Elizabeth Downes named professor and MSN program director
Woodruff Health Sciences Center | June 22, 2017
Elizabeth Downes, DNP, MPH, has been appointed clinical professor of nursing and named program director for the Master of Science in Nursing (MSN) program at Emory's Nell Hodgson Woodruff School of Nursing. In her role as program director, she will provide leadership for the school's MSN program and will work with faculty and School of Nursing leadership to ensure excellence in preparing highly-skilled professional nurses for advanced practice nursing roles.
"Dr. Downes brings a wealth of knowledge and experience in designing and implementing student-centered learning programs both domestically and abroad," said Linda McCauley, PhD, RN, dean and professor of the Nell Hodgson Woodruff School of Nursing. "As chair of the Curriculum Committee she brings deep understanding of school's educational needs, objectives, and requirements and a commitment to continuous improvement that will serve her well in her new role as MSN program director."
Downes has served on the School of Nursing's faculty since September 2002, and previously served as specialty coordinator for the Family Nurse Practitioner/Nurse-Midwifery dual specialty program. Her experience in international and public health nursing spans more than 25 years. As a returned Peace Corps volunteer, she worked to understand first-hand the needs and challenges of providing quality health care in resource-poor countries and has dedicated her career to developing sustainable educational strategies to support the expansion of highly-skilled Advance Practice Nursing (APN) workforces at home and abroad.
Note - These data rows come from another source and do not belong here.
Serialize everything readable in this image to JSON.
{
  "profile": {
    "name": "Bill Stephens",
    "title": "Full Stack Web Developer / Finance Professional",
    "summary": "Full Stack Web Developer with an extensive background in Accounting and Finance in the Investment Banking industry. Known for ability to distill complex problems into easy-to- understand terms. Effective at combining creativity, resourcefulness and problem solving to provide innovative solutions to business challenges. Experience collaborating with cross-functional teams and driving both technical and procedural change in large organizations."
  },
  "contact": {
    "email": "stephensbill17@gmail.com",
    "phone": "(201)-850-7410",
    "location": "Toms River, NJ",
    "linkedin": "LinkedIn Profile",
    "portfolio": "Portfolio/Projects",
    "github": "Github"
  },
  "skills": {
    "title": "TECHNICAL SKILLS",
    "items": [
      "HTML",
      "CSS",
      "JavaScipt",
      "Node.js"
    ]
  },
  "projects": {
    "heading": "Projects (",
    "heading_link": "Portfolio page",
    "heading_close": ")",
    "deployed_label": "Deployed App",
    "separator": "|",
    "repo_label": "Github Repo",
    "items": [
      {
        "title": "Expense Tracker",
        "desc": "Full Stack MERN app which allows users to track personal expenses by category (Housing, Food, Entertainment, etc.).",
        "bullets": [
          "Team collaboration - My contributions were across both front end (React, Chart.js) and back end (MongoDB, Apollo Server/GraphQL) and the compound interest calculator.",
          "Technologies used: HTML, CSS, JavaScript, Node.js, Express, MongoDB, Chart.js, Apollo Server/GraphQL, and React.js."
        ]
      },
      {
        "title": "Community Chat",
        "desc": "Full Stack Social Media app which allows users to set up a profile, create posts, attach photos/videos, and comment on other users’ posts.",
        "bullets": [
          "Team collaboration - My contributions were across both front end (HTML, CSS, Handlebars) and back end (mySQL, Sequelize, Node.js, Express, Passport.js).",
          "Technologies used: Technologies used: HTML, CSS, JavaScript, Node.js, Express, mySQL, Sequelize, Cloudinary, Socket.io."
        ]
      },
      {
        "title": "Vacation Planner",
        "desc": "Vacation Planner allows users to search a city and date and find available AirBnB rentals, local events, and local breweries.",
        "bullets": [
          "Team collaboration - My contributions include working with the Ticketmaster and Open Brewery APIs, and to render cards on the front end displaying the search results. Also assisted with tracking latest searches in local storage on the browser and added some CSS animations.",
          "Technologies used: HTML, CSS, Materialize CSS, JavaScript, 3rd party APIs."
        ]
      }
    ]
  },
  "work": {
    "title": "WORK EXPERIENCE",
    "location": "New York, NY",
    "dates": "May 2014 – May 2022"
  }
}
Her expertise in educational program development is internationally sought by such organizations as World Health Organization, USAID, the Department of State and the Carter Center, and has enhanced nursing clinical competency and capacity in more than a dozen countries, including Ethiopia, Fiji, Liberia, Mozambique, the Bahamas and Zimbabwe. The advanced practice nursing curriculum that she designed and implemented for the World Health Organization in the Western Pacific has created a sustainable domestic nursing workforce that can provide for population-specific needs of communities throughout the region. She has played a key role in the development of faculty continuing education and national curriculums for nursing schools in countries throughout Africa. Her textbook for educators, Educating Health Professionals in Low-Resource Countries, has shaped education and clinical training for health care professionals in many developing countries.
In addition to her work abroad, Downes leads many initiatives to improve health outcomes and access for vulnerable international communities within the United States, including refugees and migrant farmer workers. She is the graduate nursing lead for the Farmworker Family Health Program in Moultrie, Ga. that provides care for more than 600 farmworker families every year. She developed and leads the school's Coverdell Peace Corps Fellowship program and Emory's nursing-specific Complex Humanitarian Emergencies course that prepares nurses to assist in vulnerable countries destabilized by natural and man-made disasters.
Downes has been widely recognized for her work. She was recently named a fellow of the American Academy of Nursing, is a fellow of the American Academy of Nurse Practitioners and the National League for Nursing's Academy of Nursing Education She also served on the International Council of Nurses' Advanced Practice Nursing Network Policy sub-committee.